MATERIAL FOR THIS TASK:
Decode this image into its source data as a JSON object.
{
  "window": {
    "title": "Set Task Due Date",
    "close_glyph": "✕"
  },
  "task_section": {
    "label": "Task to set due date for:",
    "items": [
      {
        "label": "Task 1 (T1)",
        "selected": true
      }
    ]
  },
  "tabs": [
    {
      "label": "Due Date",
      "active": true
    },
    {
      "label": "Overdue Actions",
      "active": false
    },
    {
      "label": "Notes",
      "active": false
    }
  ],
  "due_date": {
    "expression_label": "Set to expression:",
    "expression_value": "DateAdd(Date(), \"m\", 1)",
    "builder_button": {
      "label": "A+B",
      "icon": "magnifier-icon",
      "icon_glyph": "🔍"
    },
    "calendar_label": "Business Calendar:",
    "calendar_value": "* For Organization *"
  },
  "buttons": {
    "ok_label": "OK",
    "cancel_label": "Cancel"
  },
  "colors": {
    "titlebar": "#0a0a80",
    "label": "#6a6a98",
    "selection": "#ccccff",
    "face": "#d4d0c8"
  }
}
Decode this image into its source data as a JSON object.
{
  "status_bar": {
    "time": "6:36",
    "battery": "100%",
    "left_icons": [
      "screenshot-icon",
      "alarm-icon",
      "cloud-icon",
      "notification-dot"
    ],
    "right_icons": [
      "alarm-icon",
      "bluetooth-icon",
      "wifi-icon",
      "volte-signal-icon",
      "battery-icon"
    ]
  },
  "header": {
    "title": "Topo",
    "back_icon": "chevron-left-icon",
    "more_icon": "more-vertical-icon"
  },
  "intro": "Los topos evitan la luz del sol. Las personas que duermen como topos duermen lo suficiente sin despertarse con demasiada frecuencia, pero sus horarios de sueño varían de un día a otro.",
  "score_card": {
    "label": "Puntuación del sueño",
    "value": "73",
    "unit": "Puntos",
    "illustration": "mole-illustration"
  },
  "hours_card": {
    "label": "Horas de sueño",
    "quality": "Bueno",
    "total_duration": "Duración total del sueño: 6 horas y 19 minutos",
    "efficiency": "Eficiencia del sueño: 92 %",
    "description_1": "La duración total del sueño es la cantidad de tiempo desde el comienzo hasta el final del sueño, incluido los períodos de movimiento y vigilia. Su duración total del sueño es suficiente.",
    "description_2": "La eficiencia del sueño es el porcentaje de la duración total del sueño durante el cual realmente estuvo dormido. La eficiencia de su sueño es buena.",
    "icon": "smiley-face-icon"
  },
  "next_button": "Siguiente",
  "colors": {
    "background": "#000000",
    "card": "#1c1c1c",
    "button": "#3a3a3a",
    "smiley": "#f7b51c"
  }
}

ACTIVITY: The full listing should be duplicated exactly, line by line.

REPLY TO THE EXERCISE:
Decode this image into its source data as a JSON object.
{
  "window": {
    "title": "Set Task Due Date",
    "close_glyph": "✕"
  },
  "task_section": {
    "label": "Task to set due date for:",
    "items": [
      {
        "label": "Task 1 (T1)",
        "selected": true
      }
    ]
  },
  "tabs": [
    {
      "label": "Due Date",
      "active": true
    },
    {
      "label": "Overdue Actions",
      "active": false
    },
    {
      "label": "Notes",
      "active": false
    }
  ],
  "due_date": {
    "expression_label": "Set to expression:",
    "expression_value": "DateAdd(Date(), \"m\", 1)",
    "builder_button": {
      "label": "A+B",
      "icon": "magnifier-icon",
      "icon_glyph": "🔍"
    },
    "calendar_label": "Business Calendar:",
    "calendar_value": "* For Organization *"
  },
  "buttons": {
    "ok_label": "OK",
    "cancel_label": "Cancel"
  },
  "colors": {
    "titlebar": "#0a0a80",
    "label": "#6a6a98",
    "selection": "#ccccff",
    "face": "#d4d0c8"
  }
}
Decode this image into its source data as a JSON object.
{
  "status_bar": {
    "time": "6:36",
    "battery": "100%",
    "left_icons": [
      "screenshot-icon",
      "alarm-icon",
      "cloud-icon",
      "notification-dot"
    ],
    "right_icons": [
      "alarm-icon",
      "bluetooth-icon",
      "wifi-icon",
      "volte-signal-icon",
      "battery-icon"
    ]
  },
  "header": {
    "title": "Topo",
    "back_icon": "chevron-left-icon",
    "more_icon": "more-vertical-icon"
  },
  "intro": "Los topos evitan la luz del sol. Las personas que duermen como topos duermen lo suficiente sin despertarse con demasiada frecuencia, pero sus horarios de sueño varían de un día a otro.",
  "score_card": {
    "label": "Puntuación del sueño",
    "value": "73",
    "unit": "Puntos",
    "illustration": "mole-illustration"
  },
  "hours_card": {
    "label": "Horas de sueño",
    "quality": "Bueno",
    "total_duration": "Duración total del sueño: 6 horas y 19 minutos",
    "efficiency": "Eficiencia del sueño: 92 %",
    "description_1": "La duración total del sueño es la cantidad de tiempo desde el comienzo hasta el final del sueño, incluido los períodos de movimiento y vigilia. Su duración total del sueño es suficiente.",
    "description_2": "La eficiencia del sueño es el porcentaje de la duración total del sueño durante el cual realmente estuvo dormido. La eficiencia de su sueño es buena.",
    "icon": "smiley-face-icon"
  },
  "next_button": "Siguiente",
  "colors": {
    "background": "#000000",
    "card": "#1c1c1c",
    "button": "#3a3a3a",
    "smiley": "#f7b51c"
  }
}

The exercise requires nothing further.